THE DATA Block Start
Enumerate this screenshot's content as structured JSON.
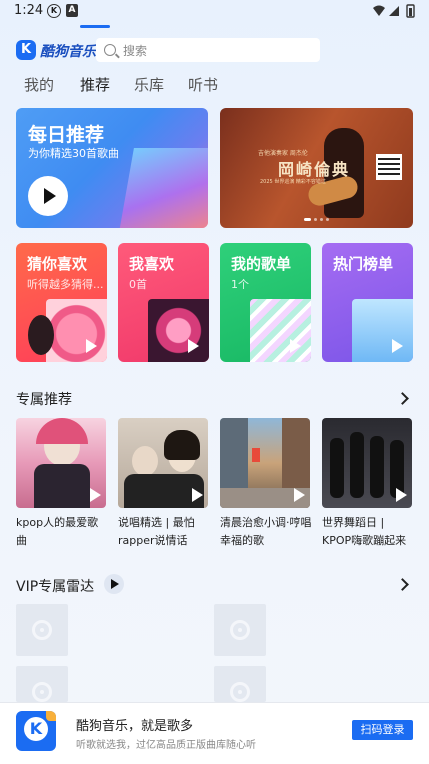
{
  "status_bar": {
    "time": "1:24",
    "icon_k": "K",
    "icon_a": "A"
  },
  "header": {
    "logo_letter": "K",
    "logo_text": "酷狗音乐",
    "search_placeholder": "搜索"
  },
  "tabs": [
    {
      "label": "我的",
      "active": false
    },
    {
      "label": "推荐",
      "active": true
    },
    {
      "label": "乐库",
      "active": false
    },
    {
      "label": "听书",
      "active": false
    }
  ],
  "daily": {
    "title": "每日推荐",
    "subtitle": "为你精选30首歌曲"
  },
  "banner": {
    "small_top": "吉他演奏家 周杰伦",
    "title": "岡崎倫典",
    "small_bottom": "2025 世界巡演 精彩不容错过"
  },
  "mini_cards": [
    {
      "title": "猜你喜欢",
      "subtitle": "听得越多猜得..."
    },
    {
      "title": "我喜欢",
      "subtitle": "0首"
    },
    {
      "title": "我的歌单",
      "subtitle": "1个"
    },
    {
      "title": "热门榜单",
      "subtitle": ""
    }
  ],
  "section_exclusive": {
    "title": "专属推荐"
  },
  "playlists": [
    {
      "name": "kpop人的最爱歌曲"
    },
    {
      "name": "说唱精选 | 最怕rapper说情话"
    },
    {
      "name": "清晨治愈小调·哼唱幸福的歌"
    },
    {
      "name": "世界舞蹈日 | KPOP嗨歌蹦起来"
    }
  ],
  "section_vip": {
    "title": "VIP专属雷达"
  },
  "promo": {
    "logo_letter": "K",
    "title": "酷狗音乐，就是歌多",
    "subtitle": "听歌就选我，过亿高品质正版曲库随心听",
    "button": "扫码登录"
  }
}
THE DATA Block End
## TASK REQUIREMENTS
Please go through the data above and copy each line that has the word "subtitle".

## RESULT OF THIS EXERCISE
    "subtitle": "为你精选30首歌曲"
      "subtitle": "听得越多猜得..."
      "subtitle": "0首"
      "subtitle": "1个"
      "subtitle": ""
    "subtitle": "听歌就选我，过亿高品质正版曲库随心听",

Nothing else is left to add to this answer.